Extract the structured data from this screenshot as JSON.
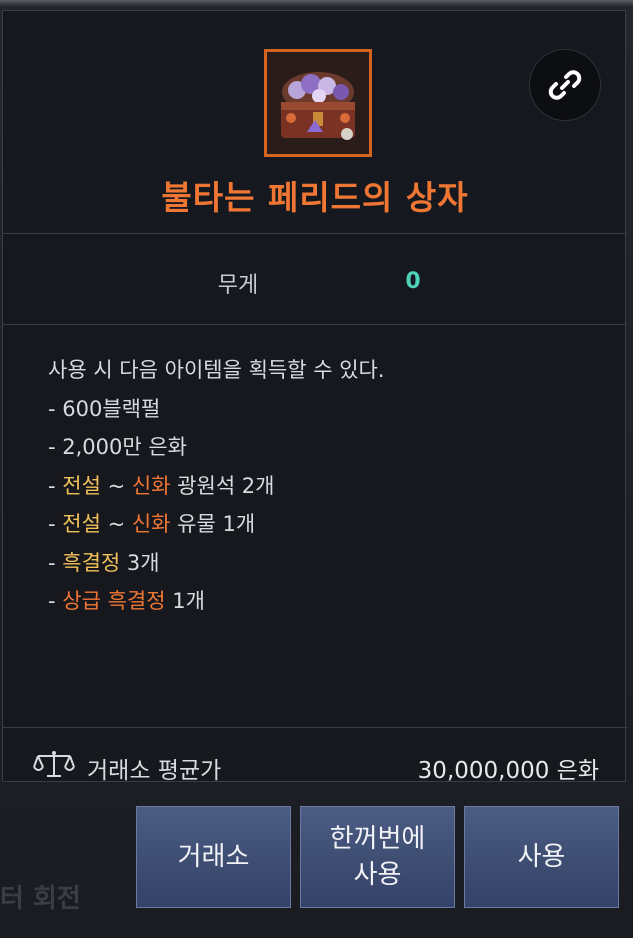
{
  "item": {
    "name": "불타는 페리드의 상자",
    "icon": "treasure-chest-icon",
    "link_icon": "link-icon"
  },
  "stats": {
    "weight_label": "무게",
    "weight_value": "0"
  },
  "description": {
    "intro": "사용 시 다음 아이템을 획득할 수 있다.",
    "lines": [
      {
        "segments": [
          {
            "text": "- 600블랙펄",
            "color": "default"
          }
        ]
      },
      {
        "segments": [
          {
            "text": "- 2,000만 은화",
            "color": "default"
          }
        ]
      },
      {
        "segments": [
          {
            "text": "- ",
            "color": "default"
          },
          {
            "text": "전설",
            "color": "gold"
          },
          {
            "text": " ~ ",
            "color": "default"
          },
          {
            "text": "신화",
            "color": "orange"
          },
          {
            "text": " 광원석 2개",
            "color": "default"
          }
        ]
      },
      {
        "segments": [
          {
            "text": "- ",
            "color": "default"
          },
          {
            "text": "전설",
            "color": "gold"
          },
          {
            "text": " ~ ",
            "color": "default"
          },
          {
            "text": "신화",
            "color": "orange"
          },
          {
            "text": " 유물 1개",
            "color": "default"
          }
        ]
      },
      {
        "segments": [
          {
            "text": "- ",
            "color": "default"
          },
          {
            "text": "흑결정",
            "color": "gold"
          },
          {
            "text": " 3개",
            "color": "default"
          }
        ]
      },
      {
        "segments": [
          {
            "text": "- ",
            "color": "default"
          },
          {
            "text": "상급 흑결정",
            "color": "orange"
          },
          {
            "text": " 1개",
            "color": "default"
          }
        ]
      }
    ]
  },
  "market": {
    "icon": "scale-icon",
    "label": "거래소 평균가",
    "price": "30,000,000 은화"
  },
  "buttons": {
    "market_label": "거래소",
    "use_all_label": "한꺼번에\n사용",
    "use_label": "사용"
  },
  "background": {
    "ghost_text": "터 회전"
  },
  "colors": {
    "title": "#f07634",
    "gold": "#f2c25a",
    "orange": "#f07634",
    "weight_value": "#4fd1b8",
    "button": "#3e4d72"
  }
}
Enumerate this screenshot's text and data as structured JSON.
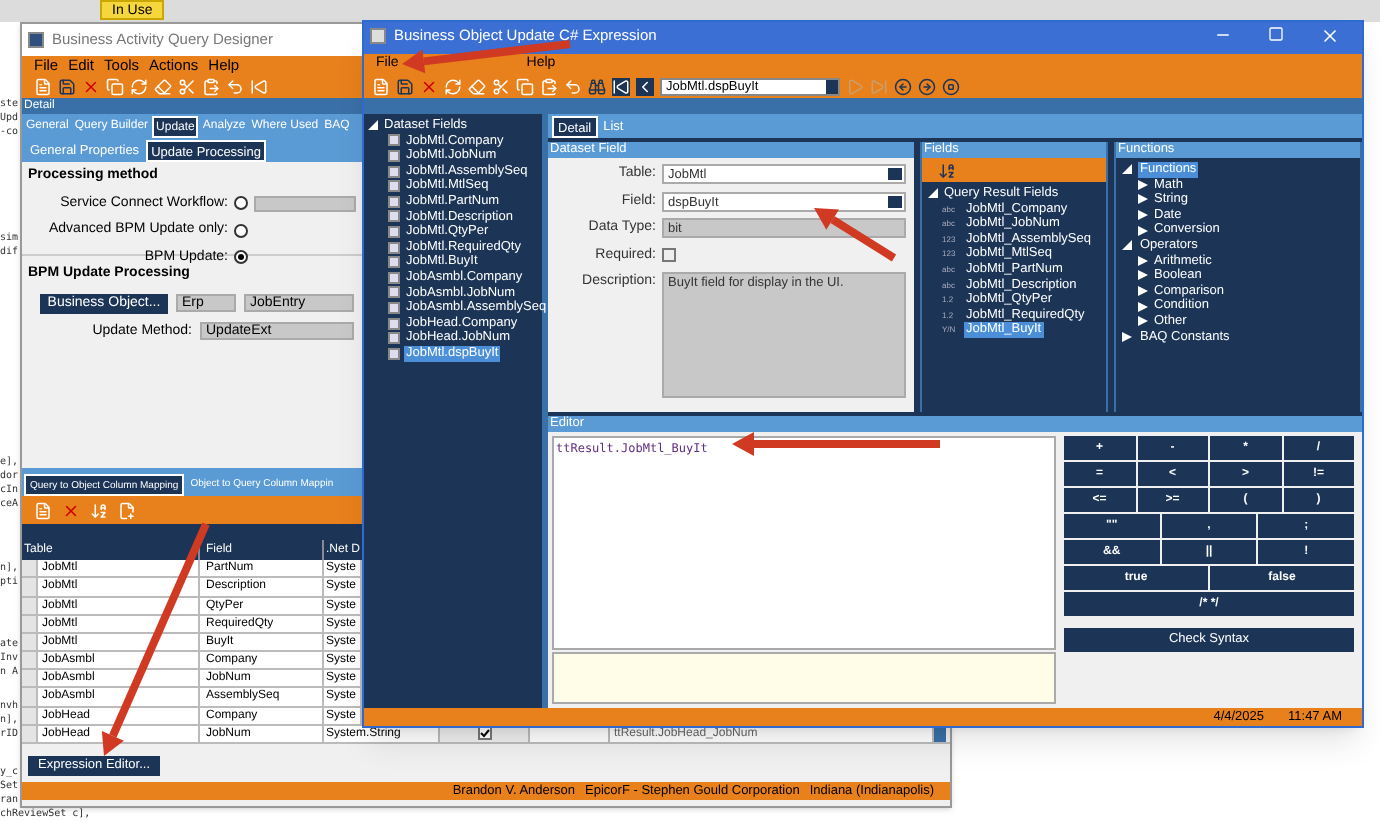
{
  "desktop": {
    "badge": "In Use",
    "code_blocks": [
      [
        "ste",
        "Upd",
        "-co"
      ],
      [
        "sim",
        "dif"
      ],
      [
        "e],",
        "dor",
        "cIn",
        "ceA"
      ],
      [
        "n],",
        "pti"
      ],
      [
        "ate",
        "Inv",
        "n A"
      ],
      [
        "nvh",
        "n],",
        "rID"
      ],
      [
        "y_c",
        "Set",
        "ran",
        "chReviewSet c],"
      ]
    ]
  },
  "query_designer": {
    "title": "Business Activity Query Designer",
    "menu": [
      "File",
      "Edit",
      "Tools",
      "Actions",
      "Help"
    ],
    "detail_label": "Detail",
    "tabs": [
      {
        "label": "General",
        "selected": false
      },
      {
        "label": "Query Builder",
        "selected": false
      },
      {
        "label": "Update",
        "selected": true
      },
      {
        "label": "Analyze",
        "selected": false
      },
      {
        "label": "Where Used",
        "selected": false
      },
      {
        "label": "BAQ",
        "selected": false
      }
    ],
    "subtabs": [
      {
        "label": "General Properties",
        "selected": false
      },
      {
        "label": "Update Processing",
        "selected": true
      }
    ],
    "processing_method": {
      "title": "Processing method",
      "options": [
        {
          "label": "Service Connect Workflow:",
          "selected": false
        },
        {
          "label": "Advanced BPM Update only:",
          "selected": false
        },
        {
          "label": "BPM Update:",
          "selected": true
        }
      ]
    },
    "bpm": {
      "title": "BPM Update Processing",
      "button": "Business Object...",
      "system": "Erp",
      "object": "JobEntry",
      "method_label": "Update Method:",
      "method": "UpdateExt"
    },
    "mapping_tabs": [
      {
        "label": "Query to Object Column Mapping",
        "selected": true
      },
      {
        "label": "Object to Query Column Mappin",
        "selected": false
      }
    ],
    "table": {
      "columns": [
        "Table",
        "Field",
        ".Net D"
      ],
      "rows": [
        {
          "table": "JobMtl",
          "field": "PartNum",
          "type": "Syste"
        },
        {
          "table": "JobMtl",
          "field": "Description",
          "type": "Syste"
        },
        {
          "table": "JobMtl",
          "field": "QtyPer",
          "type": "Syste"
        },
        {
          "table": "JobMtl",
          "field": "RequiredQty",
          "type": "Syste"
        },
        {
          "table": "JobMtl",
          "field": "BuyIt",
          "type": "Syste"
        },
        {
          "table": "JobAsmbl",
          "field": "Company",
          "type": "Syste"
        },
        {
          "table": "JobAsmbl",
          "field": "JobNum",
          "type": "Syste"
        },
        {
          "table": "JobAsmbl",
          "field": "AssemblySeq",
          "type": "Syste"
        },
        {
          "table": "JobHead",
          "field": "Company",
          "type": "Syste"
        },
        {
          "table": "JobHead",
          "field": "JobNum",
          "type": "System.String",
          "checked": true,
          "expression": "ttResult.JobHead_JobNum"
        }
      ]
    },
    "expression_button": "Expression Editor...",
    "status": [
      "Brandon V. Anderson",
      "EpicorF - Stephen Gould Corporation",
      "Indiana (Indianapolis)"
    ]
  },
  "expression_window": {
    "title": "Business Object Update C# Expression",
    "menu": [
      "File",
      "Help"
    ],
    "navigator": "JobMtl.dspBuyIt",
    "tree": {
      "label": "Dataset Fields",
      "expanded": true,
      "children": [
        {
          "label": "JobMtl.Company",
          "selected": false
        },
        {
          "label": "JobMtl.JobNum",
          "selected": false
        },
        {
          "label": "JobMtl.AssemblySeq",
          "selected": false
        },
        {
          "label": "JobMtl.MtlSeq",
          "selected": false
        },
        {
          "label": "JobMtl.PartNum",
          "selected": false
        },
        {
          "label": "JobMtl.Description",
          "selected": false
        },
        {
          "label": "JobMtl.QtyPer",
          "selected": false
        },
        {
          "label": "JobMtl.RequiredQty",
          "selected": false
        },
        {
          "label": "JobMtl.BuyIt",
          "selected": false
        },
        {
          "label": "JobAsmbl.Company",
          "selected": false
        },
        {
          "label": "JobAsmbl.JobNum",
          "selected": false
        },
        {
          "label": "JobAsmbl.AssemblySeq",
          "selected": false
        },
        {
          "label": "JobHead.Company",
          "selected": false
        },
        {
          "label": "JobHead.JobNum",
          "selected": false
        },
        {
          "label": "JobMtl.dspBuyIt",
          "selected": true
        }
      ]
    },
    "tabs": [
      {
        "label": "Detail",
        "selected": true
      },
      {
        "label": "List",
        "selected": false
      }
    ],
    "dataset_field": {
      "title": "Dataset Field",
      "table_label": "Table:",
      "table": "JobMtl",
      "field_label": "Field:",
      "field": "dspBuyIt",
      "data_type_label": "Data Type:",
      "data_type": "bit",
      "required_label": "Required:",
      "required": false,
      "description_label": "Description:",
      "description": "BuyIt field for display in the UI."
    },
    "fields": {
      "title": "Fields",
      "group": "Query Result Fields",
      "expanded": true,
      "items": [
        {
          "type": "abc",
          "name": "JobMtl_Company",
          "selected": false
        },
        {
          "type": "abc",
          "name": "JobMtl_JobNum",
          "selected": false
        },
        {
          "type": "123",
          "name": "JobMtl_AssemblySeq",
          "selected": false
        },
        {
          "type": "123",
          "name": "JobMtl_MtlSeq",
          "selected": false
        },
        {
          "type": "abc",
          "name": "JobMtl_PartNum",
          "selected": false
        },
        {
          "type": "abc",
          "name": "JobMtl_Description",
          "selected": false
        },
        {
          "type": "1.2",
          "name": "JobMtl_QtyPer",
          "selected": false
        },
        {
          "type": "1.2",
          "name": "JobMtl_RequiredQty",
          "selected": false
        },
        {
          "type": "Y/N",
          "name": "JobMtl_BuyIt",
          "selected": true
        }
      ]
    },
    "functions": {
      "title": "Functions",
      "tree": [
        {
          "label": "Functions",
          "selected": true,
          "expanded": true,
          "children": [
            {
              "label": "Math",
              "expanded": false
            },
            {
              "label": "String",
              "expanded": false
            },
            {
              "label": "Date",
              "expanded": false
            },
            {
              "label": "Conversion",
              "expanded": false
            }
          ]
        },
        {
          "label": "Operators",
          "selected": false,
          "expanded": true,
          "children": [
            {
              "label": "Arithmetic",
              "expanded": false
            },
            {
              "label": "Boolean",
              "expanded": false
            },
            {
              "label": "Comparison",
              "expanded": false
            },
            {
              "label": "Condition",
              "expanded": false
            },
            {
              "label": "Other",
              "expanded": false
            }
          ]
        },
        {
          "label": "BAQ Constants",
          "selected": false,
          "expanded": false
        }
      ]
    },
    "editor": {
      "title": "Editor",
      "text": "ttResult.JobMtl_BuyIt",
      "keys": [
        "+",
        "-",
        "*",
        "/",
        "=",
        "<",
        ">",
        "!=",
        "<=",
        ">=",
        "(",
        ")",
        "\"\"",
        ",",
        ";",
        "&&",
        "||",
        "!",
        "true",
        "false",
        "/* */"
      ],
      "check_button": "Check Syntax"
    },
    "status": [
      "4/4/2025",
      "11:47 AM"
    ]
  }
}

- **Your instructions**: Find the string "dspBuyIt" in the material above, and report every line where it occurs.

- **Written response**:
    "navigator": "JobMtl.dspBuyIt",
          "label": "JobMtl.dspBuyIt",
      "field": "dspBuyIt",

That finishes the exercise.